No electricity. No heat. No hot water. Lower Manhattan is dark. In the wake of this storm, the bottom half of the island, along with parts of Brooklyn, huge areas of New Jersey, all along the coast of Queens, and the entirety of Staten Island, is suffering. So many people are struggling right now to find basic necessities, and to be reunited with their loved ones, and it is heartbreaking.
Gaby and I rented a car the day after the hurricane to drive over the bridge, towards the darkened skyline, and into the pitch black maze of downtown. As we left the dim-lit bridge and descended into a blackened metropolis, a sense of doom overtook us. The sight was eery. The towering buildings reached towards the moon as massive gray silhouettes, flickering candlelight glowing from the occasional window. The streets were silent and lawless, peppered with beams of light from the few passing cars, no traffic lights for miles. People huddled with flashlights to navigate the streets, making their way to the refuge of the handful of brave candlelit bars and restaurants that had managed to somehow open. Nobody seemed fearful, but you could feel the desperation building.

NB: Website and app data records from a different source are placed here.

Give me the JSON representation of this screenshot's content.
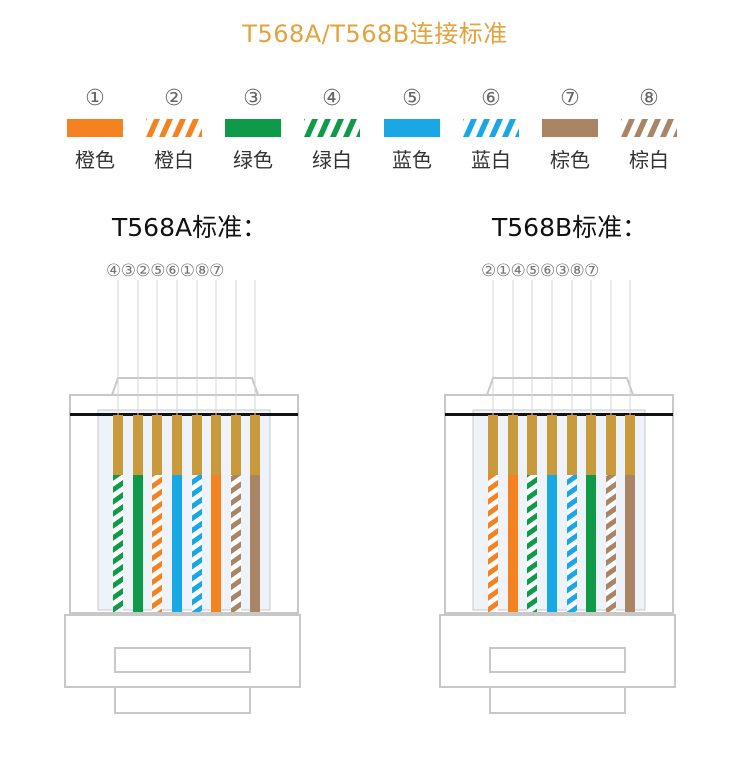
{
  "title": "T568A/T568B连接标准",
  "legend": [
    {
      "num": "①",
      "label": "橙色",
      "color": "#f58220",
      "striped": false
    },
    {
      "num": "②",
      "label": "橙白",
      "color": "#f58220",
      "striped": true
    },
    {
      "num": "③",
      "label": "绿色",
      "color": "#0f9a49",
      "striped": false
    },
    {
      "num": "④",
      "label": "绿白",
      "color": "#0f9a49",
      "striped": true
    },
    {
      "num": "⑤",
      "label": "蓝色",
      "color": "#1aa7e6",
      "striped": false
    },
    {
      "num": "⑥",
      "label": "蓝白",
      "color": "#1aa7e6",
      "striped": true
    },
    {
      "num": "⑦",
      "label": "棕色",
      "color": "#a98566",
      "striped": false
    },
    {
      "num": "⑧",
      "label": "棕白",
      "color": "#a98566",
      "striped": true
    }
  ],
  "standards": [
    {
      "title": "T568A标准：",
      "pin_labels": "④③②⑤⑥①⑧⑦",
      "order": [
        4,
        3,
        2,
        5,
        6,
        1,
        8,
        7
      ]
    },
    {
      "title": "T568B标准：",
      "pin_labels": "②①④⑤⑥③⑧⑦",
      "order": [
        2,
        1,
        4,
        5,
        6,
        3,
        8,
        7
      ]
    }
  ],
  "colors": {
    "gold": "#c89a3c",
    "outline": "#c8c8c8",
    "bar": "#111111"
  }
}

We wandered the streets and took it all in. We tried to find friends to recruit back to Brooklyn for hot food and hot showers. Without any cellphone reception downtown, people are flocking together in their communities, helping one another. The collective courage is amazing. I am so sad for my city, but so proud of its people.

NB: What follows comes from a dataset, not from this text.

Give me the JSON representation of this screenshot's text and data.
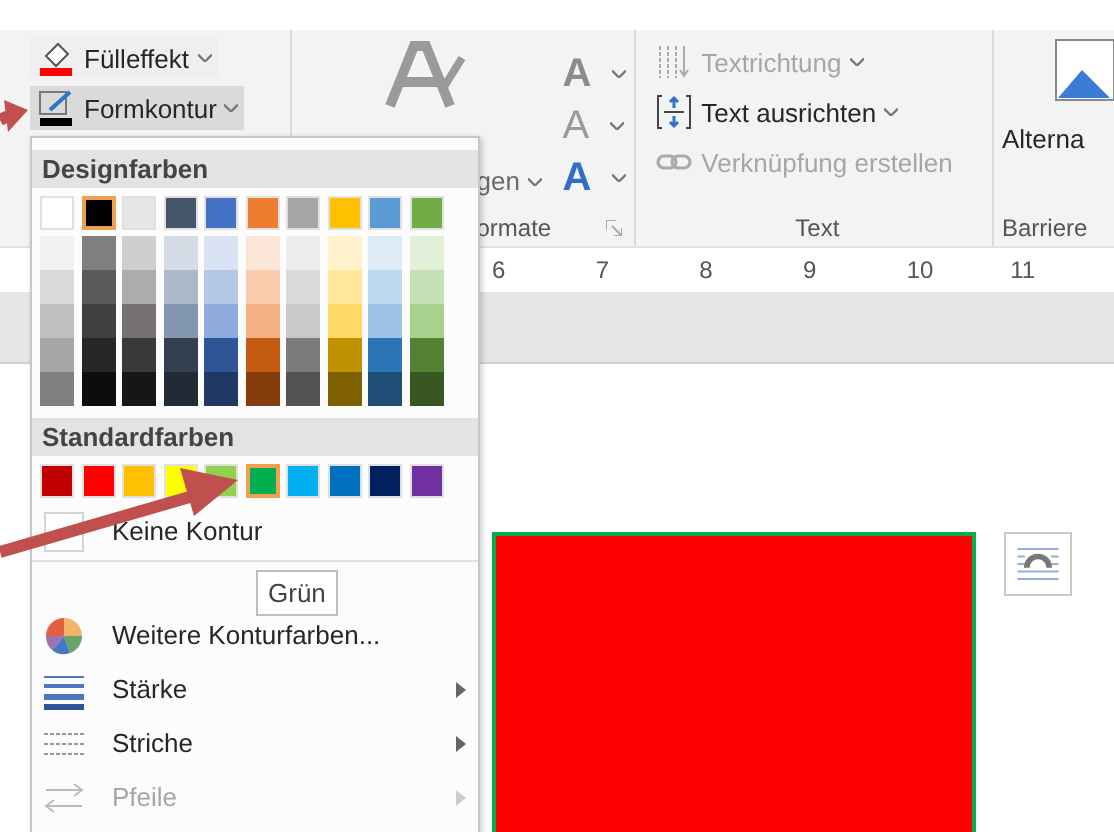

Like the way your love for someone quadruples when you risk losing them, or how you don't fully realize how much you care about something until it is wounded or gone, my adoration for this city has never been stronger. I am so grateful for all that we have, and for somehow getting through this storm with such good fortune. Every time I do the dishes, turn on a light, give Biet a bath, or cook food, I am filled with gratitude. My heart goes out to all of our friends and old neighbors, just a few miles away, who are suffering. But I know the city will come out stronger on the other side of this catastrophe. And, with heartfelt honesty, I can say that I love New York City more than ever.